Nelly Lewis subtly led us through the transitions between life phases with enough moments of clarity that we were not lost. The expected archetypes of womanhood (maiden, mother and crone) were recognizable, if not a little obvious at times. The customary upheaval from childhood to young adult hood was expressed as being lost at sea in a life raft made from the performer’s dress, while tangled elastic string drawn from the navel became the widow’s peak of old age (cleverly representing declining fertility through adulthood to old age).

The inventive use of a small number of props was impressive throughout. Never has a button been more things – foetus, nose, eyes, nipple, symbol of abandon, symbol of something precious and forgotten. I would be interested to know how the collaboration with costume designer, Yasmin Wollek, developed as the manipulation and reconfiguration of the dress was ingenious and inseparable from the action.

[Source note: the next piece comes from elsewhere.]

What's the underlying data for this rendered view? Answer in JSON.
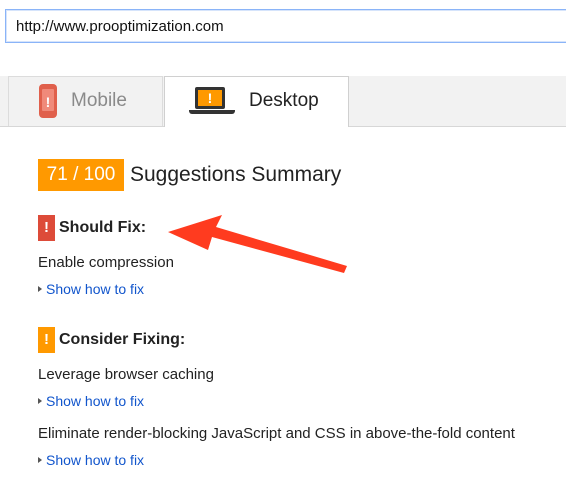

The emotional journey overall was gentle with some surprises, including confusion, desperation and hysteria. One sequence stays with me – that of the tragically comic button-clown mother, slipping between hysterical laughter and despair, expressing the joy of motherhood and despair of exhaustion and not knowing the answers in a way that I felt I related to even though I am not a mother.

In such a deliberately paced and stripped back world, fleeting moments of superfluous action were distracting and interrupted the delicate interpretations I had been overlaying onto the action. I would like to see certain elements stripped back further and the whole thing slowed down to make it an entirely captivating work.

The show is well suited to an intimate fringe festival atmosphere, so I would recommend you see it if its on during Brighton Festival Fringe in May 2017. Worth a watch if you want to see something a bit different without being disappointed.

Elise Phillips